Time to "spring forward" in some countries - and on the second Sunday in March, most of the United States will lose an hour of sleep.
Daylight saving time (DST) begins on Sunday at 2 a.m. and has been an accepted practice in the U.S. since World War I, according to The Washington Post, but the reason why is often misconstrued.
Here are a few commonly believed myths about DST.
1. It's for the farmers. They need to get up earlier and have more time to harvest their crops.
When American school children sleepily ask why the clocks changed and they had to get out of bed earlier, they are often told the farmers are to blame.
"That's the complete inverse of what's true," said Michael Downing, professor at Tufts University and author of "Spring Forward: The Annual Madness of Daylight Saving Time," according to National Geographic. "The farmers were the only organized lobby against daylight saving in the history of the country.

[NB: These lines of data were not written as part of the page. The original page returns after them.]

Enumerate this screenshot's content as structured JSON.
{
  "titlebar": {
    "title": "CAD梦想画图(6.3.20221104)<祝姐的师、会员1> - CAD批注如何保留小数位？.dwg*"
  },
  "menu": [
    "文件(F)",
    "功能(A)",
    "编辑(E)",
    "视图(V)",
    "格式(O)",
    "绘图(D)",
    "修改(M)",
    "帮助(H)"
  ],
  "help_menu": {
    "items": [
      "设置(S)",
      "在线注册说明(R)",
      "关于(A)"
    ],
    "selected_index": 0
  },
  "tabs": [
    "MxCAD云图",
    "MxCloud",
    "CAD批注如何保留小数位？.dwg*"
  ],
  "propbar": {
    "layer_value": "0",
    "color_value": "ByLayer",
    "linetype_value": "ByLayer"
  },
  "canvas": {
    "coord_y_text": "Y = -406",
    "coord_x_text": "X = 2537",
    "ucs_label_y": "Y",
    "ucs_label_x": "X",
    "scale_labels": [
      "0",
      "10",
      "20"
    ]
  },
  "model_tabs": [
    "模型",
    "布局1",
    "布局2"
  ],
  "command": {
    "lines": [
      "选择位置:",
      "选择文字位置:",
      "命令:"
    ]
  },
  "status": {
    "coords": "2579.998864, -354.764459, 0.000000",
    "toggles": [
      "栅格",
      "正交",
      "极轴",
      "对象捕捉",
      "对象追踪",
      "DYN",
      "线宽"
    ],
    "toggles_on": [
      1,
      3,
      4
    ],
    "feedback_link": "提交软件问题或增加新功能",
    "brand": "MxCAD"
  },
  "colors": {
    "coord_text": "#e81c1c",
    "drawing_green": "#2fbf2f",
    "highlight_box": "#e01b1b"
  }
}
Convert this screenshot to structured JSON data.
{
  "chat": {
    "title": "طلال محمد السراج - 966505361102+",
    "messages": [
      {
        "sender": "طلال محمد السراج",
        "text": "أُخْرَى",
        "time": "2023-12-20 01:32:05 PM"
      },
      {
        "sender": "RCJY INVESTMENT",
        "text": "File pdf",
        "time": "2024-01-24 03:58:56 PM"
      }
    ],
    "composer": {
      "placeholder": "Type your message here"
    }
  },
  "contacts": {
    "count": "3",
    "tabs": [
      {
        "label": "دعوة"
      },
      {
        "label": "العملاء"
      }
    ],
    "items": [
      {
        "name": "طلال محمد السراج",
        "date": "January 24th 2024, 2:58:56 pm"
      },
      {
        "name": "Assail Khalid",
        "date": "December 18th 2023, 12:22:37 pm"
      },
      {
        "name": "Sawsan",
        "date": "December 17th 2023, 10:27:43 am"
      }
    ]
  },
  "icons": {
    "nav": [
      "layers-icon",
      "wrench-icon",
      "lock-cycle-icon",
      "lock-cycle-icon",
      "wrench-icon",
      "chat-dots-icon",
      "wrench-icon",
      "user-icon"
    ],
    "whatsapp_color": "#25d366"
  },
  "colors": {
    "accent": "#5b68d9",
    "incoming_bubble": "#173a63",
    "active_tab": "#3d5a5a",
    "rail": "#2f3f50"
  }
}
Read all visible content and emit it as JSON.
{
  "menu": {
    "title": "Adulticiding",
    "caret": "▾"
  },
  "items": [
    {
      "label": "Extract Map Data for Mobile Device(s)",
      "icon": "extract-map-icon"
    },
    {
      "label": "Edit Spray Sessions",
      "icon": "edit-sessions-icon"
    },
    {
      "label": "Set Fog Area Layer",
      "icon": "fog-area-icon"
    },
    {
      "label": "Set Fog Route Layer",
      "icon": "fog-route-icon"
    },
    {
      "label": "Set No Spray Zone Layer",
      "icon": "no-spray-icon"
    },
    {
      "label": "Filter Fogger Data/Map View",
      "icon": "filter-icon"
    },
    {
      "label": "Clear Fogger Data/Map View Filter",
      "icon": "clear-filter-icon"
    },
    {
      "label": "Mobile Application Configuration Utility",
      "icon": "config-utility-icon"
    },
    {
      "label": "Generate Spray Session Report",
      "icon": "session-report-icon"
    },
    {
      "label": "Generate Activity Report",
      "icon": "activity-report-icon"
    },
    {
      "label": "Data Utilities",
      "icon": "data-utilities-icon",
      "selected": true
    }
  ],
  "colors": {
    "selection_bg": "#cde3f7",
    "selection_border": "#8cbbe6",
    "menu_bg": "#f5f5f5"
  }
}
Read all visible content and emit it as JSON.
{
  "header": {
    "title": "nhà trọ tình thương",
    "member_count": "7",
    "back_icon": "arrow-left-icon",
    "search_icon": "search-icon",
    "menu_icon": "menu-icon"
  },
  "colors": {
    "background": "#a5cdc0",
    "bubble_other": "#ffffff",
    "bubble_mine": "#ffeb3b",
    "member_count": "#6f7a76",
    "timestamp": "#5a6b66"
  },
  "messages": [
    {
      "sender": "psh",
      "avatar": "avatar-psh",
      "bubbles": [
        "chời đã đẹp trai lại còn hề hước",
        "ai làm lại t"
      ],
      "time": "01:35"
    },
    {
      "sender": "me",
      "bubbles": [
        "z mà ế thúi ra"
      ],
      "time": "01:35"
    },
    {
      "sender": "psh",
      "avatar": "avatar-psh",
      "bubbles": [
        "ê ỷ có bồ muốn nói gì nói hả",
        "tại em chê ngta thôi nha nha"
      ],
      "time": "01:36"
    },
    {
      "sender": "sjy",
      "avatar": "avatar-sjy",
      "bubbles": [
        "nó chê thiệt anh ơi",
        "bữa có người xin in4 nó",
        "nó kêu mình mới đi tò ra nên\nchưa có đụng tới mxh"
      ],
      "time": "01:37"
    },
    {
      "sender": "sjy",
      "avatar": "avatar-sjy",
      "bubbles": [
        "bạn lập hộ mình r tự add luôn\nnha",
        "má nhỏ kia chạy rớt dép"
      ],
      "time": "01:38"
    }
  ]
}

"The farmers were the reason we never had a peacetime daylight saving time until 1966," Downing explained. "They had a powerful lobby and were against it vociferously." One less hour means one less hour to haul the harvest to market.
Turns out, the cows aren't big fans of it either.
"It can be a challenge," said Greg Perry, co-owner of Perrydell Farm in York Township, Pa, according to York Daily Record. "If you change anything, like the time of milking, the cows can recognize it. It takes a little time for them to get used to it."
2. OK, we apologize to the farmers. It must be because we save energy, right? We get up and use more sunlight hours.
"An annual rite of spring, daylight saving time is also a matter of energy conservation. By having a little more natural daylight at our disposal, we can help keep daily energy costs down for families and businesses," Rep. Fred Upton (R-Mich.) said in a 2013 press release.
"This has been a winter full of snowstorms and long, dreary days," Upton continued. "Daylight Saving Time coming earlier helps clear away the winter blues a little earlier, and happens to save some energy and money along the way. Government analysis has proven that extra sunshine provides more than just smiles. Daylight Saving Time saves consumers money and also curbs the nation's energy consumption, which means lower energy bills, less pollution, and more reasons to enjoy the outdoors."
According to The Atlantic, the smiles turned to scowls when Californians saw their electric bills after a study was conducted by the California Energy Commission. "Formally, weather- and lighting-corrected savings from DST were estimated at 0.18 percent," the study found.
A study conducted in Indiana in 2006 found that DST actually increased energy use, most likely due to an increase in air conditioner use, according to the Wall Street Journal.
3. The extra daylight makes us healthier and happier.
Sure, we all need a vitamin D boost, but the disruption in our sleep cycles can do harm that popping a vitamin supplement can't fix.
"The Monday and Tuesday after moving the clocks ahead one hour in March is associated with a 10 percent increase in the risk of having a heart attack," University of Alabama at Birmingham Associate Professor Martin Young said, according to university news. "The opposite is true when falling back in October. This risk decreases by about 10 percent."
People who suffer from mental health issues are greatly affected by the change. According to a 2008 study published in Sleep and Biological Rhythms, male suicide rates in Australia increased during the weeks following the clock change.
The time shift can even trigger cluster headaches.
"These attacks, which occur every day, occur for six to eight weeks and then go away in a cluster cycle," said Dr. Stewart Tepper, headache pain specialist of Cleveland Clinic, according to Everyday Health. "They cluster, that's why it's called cluster, and it looks like you can actually trigger a cycle by switching the time with daylight savings time."
Workplace accidents also increase due to employee sleepiness. A 2009 study published in the Journal of Applied Psychology noted a 6 percent spike in mining injuries on the Monday following the time change.
4. DST is good for business.
Researchers have found that DST increases Monday morning "cyberloafing" - goofing off on the internet instead of getting work done. For every hour of interrupted sleep, study participants cyberloafed for 20 percent of the time allotted to complete a task, according to a 2012 study. Study authors wrote, "We also demonstrate that the shift to Daylight Saving Time (DST) results in a dramatic increase in cyberloafing behavior at the national level."